Following from this, the rules of probability in the Game of Thrones universe dictate that no character is safe from any treatment, no matter how major or minor. Any level of cruelty can be inflicted on any party at any time. If the inhabitants of Westeros are sometimes discarded as objects, it’s because they are objects: the events of the books depict the last gasp of a human realm against forces larger and more powerful than they are, however often they ruminate on what constitutes real ‘power.’

The characters in the show and books alike are willing to clamber over each other and submit to all levels of nastiness in order to have a nose poking out of the shit-heap. It’s escapism through sheer force. Every character that suffers may not always meet a happy ending, and each endures AWFUL things, but almost always gets a form of retribution, retaliation or a way out- normally to be met with disappointment or betrayal again. It sometimes takes a few books to come full circle, but somewhere in the dense web of malice being spun by the characters, at any point, there’s a fly eating a spider somewhere in the Game of Thrones universe.

Fantasy fiction and sci-fi like the obvious Lord of the Rings and The Chronicles of Narnia run the risk of becoming highly gentrified: softened and popularised and negating what they have in mythology with a blunt blade. Even though the LOTR films contained some graphic moments and genuinely terrifying scenes, the language and chain of events create a world so removed from our own that they can hardly be related to, engrossing as they are.
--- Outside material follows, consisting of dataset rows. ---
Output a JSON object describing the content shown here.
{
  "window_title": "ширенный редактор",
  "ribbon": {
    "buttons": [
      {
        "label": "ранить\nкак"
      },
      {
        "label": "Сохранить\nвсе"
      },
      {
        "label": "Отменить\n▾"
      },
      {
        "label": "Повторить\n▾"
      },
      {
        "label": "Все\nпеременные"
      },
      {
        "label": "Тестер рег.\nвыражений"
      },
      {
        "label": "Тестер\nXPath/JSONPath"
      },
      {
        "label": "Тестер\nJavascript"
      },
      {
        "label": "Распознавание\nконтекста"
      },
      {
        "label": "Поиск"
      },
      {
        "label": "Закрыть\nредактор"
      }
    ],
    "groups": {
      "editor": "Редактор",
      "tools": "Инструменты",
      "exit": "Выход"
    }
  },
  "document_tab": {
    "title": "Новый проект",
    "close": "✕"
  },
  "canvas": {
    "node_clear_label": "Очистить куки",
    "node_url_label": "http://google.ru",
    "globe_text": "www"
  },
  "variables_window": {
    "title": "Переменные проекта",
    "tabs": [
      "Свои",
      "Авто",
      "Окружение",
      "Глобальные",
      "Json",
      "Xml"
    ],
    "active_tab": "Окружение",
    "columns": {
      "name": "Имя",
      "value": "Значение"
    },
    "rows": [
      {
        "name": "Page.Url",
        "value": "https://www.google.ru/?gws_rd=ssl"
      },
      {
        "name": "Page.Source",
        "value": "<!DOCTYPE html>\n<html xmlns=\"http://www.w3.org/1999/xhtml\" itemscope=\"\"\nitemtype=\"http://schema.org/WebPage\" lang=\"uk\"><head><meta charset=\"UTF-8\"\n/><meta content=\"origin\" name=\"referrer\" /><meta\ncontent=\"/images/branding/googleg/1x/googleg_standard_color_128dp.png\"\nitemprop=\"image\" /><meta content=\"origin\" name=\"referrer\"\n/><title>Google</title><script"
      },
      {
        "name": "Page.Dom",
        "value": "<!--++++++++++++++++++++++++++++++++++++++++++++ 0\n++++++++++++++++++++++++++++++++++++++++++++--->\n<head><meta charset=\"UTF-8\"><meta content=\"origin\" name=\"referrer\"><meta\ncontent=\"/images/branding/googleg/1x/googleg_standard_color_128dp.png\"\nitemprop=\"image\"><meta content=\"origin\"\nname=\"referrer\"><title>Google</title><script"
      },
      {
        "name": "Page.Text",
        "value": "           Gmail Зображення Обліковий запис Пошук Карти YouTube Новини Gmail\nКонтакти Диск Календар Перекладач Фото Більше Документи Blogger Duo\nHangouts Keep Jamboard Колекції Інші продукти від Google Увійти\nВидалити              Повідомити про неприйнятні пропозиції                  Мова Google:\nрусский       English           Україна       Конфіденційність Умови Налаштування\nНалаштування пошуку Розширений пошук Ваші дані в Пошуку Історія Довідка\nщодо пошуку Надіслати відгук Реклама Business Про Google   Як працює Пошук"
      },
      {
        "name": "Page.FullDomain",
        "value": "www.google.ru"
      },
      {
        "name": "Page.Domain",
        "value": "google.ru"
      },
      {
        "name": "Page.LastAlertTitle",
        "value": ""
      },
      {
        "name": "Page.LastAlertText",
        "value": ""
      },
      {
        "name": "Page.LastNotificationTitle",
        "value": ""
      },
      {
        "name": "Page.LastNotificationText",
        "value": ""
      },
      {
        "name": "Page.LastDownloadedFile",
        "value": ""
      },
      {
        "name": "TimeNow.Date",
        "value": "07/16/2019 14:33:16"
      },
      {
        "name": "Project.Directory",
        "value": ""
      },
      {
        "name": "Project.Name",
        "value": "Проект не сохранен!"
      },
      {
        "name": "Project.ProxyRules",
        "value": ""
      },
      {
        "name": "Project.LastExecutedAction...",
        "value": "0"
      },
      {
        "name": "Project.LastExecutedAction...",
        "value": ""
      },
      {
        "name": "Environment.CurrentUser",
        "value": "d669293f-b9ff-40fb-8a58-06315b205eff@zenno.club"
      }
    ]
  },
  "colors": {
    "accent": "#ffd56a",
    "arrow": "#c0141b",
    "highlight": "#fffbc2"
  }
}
By the end of A Storm of Swords, the third Game of Thrones book, the death toll of named Characters and key players is 223, not mentioned the tens of thousands that die in battle.

Fantasy is escapism, and it’s very rare that you come out of a piece of fiction truly happy to return to your mediocre every day to-ings and fro-ings. Game of Thrones embraces a level of bleakness and goes to places that are so terrible you emerge feeling lucky to be alive. It induces a kind of negative vitality that I haven’t experienced before: more so with the book than the series.

The series is a rich, dense piece of entertainment, but that is all, and some of the sexual violence steps dangerously close to the mark, even though it is never glorified and the sole domain of the truly evil characters. Reading the books gives a context and depth to the terrible acts being perpetrated, and anyone disturbed by the series should consider immersing themselves in the mythology a little further. None of it is for the faint-hearted, and as viewers/readers with two more (as yet non-existent) books to slaver over we will never truly understand the end game until it is in place. It is never possible to condone sexual violence as entertainment, but the show is at a stage where these acts have not yet come to be punished, and appear glorified. Maybe it’s exploitative.

Maybe it’s incisive. I feel that it’s an intriguing mixture of both, and the fact these questions arise at all is a testament to the power of both A Song of Ice and Fire and Game of Thrones.

What do you think about Game of Thrones? Does it cross the line when it comes to sexual violence? Have your say in the comments section below, on Facebook or on Twitter.